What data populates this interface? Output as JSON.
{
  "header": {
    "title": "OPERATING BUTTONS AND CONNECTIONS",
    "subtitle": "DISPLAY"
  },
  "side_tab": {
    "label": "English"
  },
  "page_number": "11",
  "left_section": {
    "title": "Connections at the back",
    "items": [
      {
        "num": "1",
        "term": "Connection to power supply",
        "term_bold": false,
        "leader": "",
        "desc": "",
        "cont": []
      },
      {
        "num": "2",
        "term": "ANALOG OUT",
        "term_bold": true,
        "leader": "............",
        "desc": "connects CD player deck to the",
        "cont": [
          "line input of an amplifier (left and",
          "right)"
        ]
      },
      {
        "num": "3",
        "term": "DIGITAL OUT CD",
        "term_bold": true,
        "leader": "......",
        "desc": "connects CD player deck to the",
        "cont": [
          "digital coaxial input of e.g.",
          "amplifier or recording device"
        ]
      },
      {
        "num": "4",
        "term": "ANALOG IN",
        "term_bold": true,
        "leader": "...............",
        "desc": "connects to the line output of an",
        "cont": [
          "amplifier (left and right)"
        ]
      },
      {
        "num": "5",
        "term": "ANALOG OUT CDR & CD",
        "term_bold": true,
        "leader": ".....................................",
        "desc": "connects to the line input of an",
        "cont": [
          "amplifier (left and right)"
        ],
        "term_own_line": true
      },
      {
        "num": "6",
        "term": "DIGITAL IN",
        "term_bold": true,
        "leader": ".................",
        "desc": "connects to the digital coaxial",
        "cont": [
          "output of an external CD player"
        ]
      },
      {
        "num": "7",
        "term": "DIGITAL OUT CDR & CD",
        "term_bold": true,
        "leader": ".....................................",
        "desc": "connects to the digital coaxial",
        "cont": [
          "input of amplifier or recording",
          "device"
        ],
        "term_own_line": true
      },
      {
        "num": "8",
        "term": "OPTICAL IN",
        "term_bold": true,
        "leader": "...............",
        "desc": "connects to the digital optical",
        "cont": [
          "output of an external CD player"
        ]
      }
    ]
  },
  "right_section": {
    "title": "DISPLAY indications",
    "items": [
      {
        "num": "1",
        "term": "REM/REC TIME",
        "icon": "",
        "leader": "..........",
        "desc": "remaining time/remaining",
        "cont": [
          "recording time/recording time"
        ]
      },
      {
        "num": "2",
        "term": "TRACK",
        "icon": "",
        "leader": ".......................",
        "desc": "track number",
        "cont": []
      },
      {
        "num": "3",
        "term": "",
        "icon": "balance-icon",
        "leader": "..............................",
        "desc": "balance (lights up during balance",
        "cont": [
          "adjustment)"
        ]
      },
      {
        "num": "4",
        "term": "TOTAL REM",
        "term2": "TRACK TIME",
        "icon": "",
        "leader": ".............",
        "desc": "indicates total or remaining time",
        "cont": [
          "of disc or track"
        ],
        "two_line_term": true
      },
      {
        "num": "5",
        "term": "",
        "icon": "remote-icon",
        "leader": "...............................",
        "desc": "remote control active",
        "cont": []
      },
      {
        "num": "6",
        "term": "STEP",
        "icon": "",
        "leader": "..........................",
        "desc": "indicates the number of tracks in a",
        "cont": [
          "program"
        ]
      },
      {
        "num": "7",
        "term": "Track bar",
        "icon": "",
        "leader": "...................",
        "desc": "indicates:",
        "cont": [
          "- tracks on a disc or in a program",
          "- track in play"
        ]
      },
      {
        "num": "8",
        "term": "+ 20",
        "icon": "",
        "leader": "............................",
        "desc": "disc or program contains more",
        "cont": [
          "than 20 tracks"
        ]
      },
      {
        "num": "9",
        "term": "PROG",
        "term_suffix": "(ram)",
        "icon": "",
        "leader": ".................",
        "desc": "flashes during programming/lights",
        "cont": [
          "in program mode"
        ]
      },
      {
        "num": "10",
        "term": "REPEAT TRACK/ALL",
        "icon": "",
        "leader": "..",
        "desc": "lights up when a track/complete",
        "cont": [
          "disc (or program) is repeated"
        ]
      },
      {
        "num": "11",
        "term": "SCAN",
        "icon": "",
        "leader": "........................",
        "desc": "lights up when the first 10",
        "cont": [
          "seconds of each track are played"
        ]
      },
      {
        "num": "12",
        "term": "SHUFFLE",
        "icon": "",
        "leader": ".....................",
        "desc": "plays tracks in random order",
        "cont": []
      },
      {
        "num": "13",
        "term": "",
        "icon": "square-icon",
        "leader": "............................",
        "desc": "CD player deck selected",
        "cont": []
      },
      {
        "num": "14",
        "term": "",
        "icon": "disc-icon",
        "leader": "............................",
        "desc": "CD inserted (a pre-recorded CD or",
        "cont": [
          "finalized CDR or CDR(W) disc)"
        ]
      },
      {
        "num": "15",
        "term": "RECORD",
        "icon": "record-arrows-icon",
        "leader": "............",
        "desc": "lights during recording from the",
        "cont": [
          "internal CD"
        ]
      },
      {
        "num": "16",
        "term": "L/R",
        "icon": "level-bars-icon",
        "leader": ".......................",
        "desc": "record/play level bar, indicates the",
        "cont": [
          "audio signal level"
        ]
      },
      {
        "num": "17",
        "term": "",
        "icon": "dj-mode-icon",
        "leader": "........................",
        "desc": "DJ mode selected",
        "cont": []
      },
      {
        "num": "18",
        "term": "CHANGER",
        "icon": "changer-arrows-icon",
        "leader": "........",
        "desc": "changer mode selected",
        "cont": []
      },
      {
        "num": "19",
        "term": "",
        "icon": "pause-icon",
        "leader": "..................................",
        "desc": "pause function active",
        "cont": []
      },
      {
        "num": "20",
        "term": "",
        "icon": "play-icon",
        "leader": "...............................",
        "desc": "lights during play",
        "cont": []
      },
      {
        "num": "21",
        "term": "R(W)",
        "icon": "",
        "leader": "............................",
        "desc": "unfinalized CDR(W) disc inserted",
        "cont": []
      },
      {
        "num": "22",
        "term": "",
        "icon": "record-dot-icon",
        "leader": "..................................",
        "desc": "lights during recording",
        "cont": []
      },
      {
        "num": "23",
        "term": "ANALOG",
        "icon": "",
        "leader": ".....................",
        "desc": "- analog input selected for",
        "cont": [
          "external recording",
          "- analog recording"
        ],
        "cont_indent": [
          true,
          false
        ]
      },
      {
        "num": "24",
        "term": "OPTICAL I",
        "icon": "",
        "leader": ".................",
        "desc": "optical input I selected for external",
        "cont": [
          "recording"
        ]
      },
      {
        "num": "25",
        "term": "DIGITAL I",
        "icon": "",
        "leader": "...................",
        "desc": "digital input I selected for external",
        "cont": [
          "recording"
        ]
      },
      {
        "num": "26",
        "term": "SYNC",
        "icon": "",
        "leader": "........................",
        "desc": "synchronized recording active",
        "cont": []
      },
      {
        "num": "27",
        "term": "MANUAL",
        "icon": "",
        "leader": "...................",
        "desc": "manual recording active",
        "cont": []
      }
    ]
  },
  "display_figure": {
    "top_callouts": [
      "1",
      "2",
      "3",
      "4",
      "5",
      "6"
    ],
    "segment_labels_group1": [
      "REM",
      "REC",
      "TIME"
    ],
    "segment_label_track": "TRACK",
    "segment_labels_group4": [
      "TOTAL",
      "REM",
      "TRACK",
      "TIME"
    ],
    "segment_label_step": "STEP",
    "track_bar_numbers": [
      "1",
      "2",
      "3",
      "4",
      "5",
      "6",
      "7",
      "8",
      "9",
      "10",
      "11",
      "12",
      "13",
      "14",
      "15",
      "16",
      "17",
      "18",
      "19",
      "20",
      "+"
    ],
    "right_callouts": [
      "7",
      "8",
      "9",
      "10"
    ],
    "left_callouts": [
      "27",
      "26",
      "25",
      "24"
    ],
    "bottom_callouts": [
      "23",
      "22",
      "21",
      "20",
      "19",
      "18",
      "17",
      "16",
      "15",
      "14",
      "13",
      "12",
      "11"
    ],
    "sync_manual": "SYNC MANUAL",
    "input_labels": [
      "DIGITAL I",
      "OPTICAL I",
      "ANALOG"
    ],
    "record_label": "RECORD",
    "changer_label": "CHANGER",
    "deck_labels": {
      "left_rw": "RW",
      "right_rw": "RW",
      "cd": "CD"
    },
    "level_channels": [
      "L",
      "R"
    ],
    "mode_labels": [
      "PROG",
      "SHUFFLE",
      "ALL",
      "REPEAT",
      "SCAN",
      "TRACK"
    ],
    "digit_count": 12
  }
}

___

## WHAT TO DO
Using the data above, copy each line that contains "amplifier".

## OUTPUT FOR THIS EXERCISE
          "line input of an amplifier (left and",
          "amplifier or recording device"
          "amplifier (left and right)"
          "amplifier (left and right)"
          "input of amplifier or recording",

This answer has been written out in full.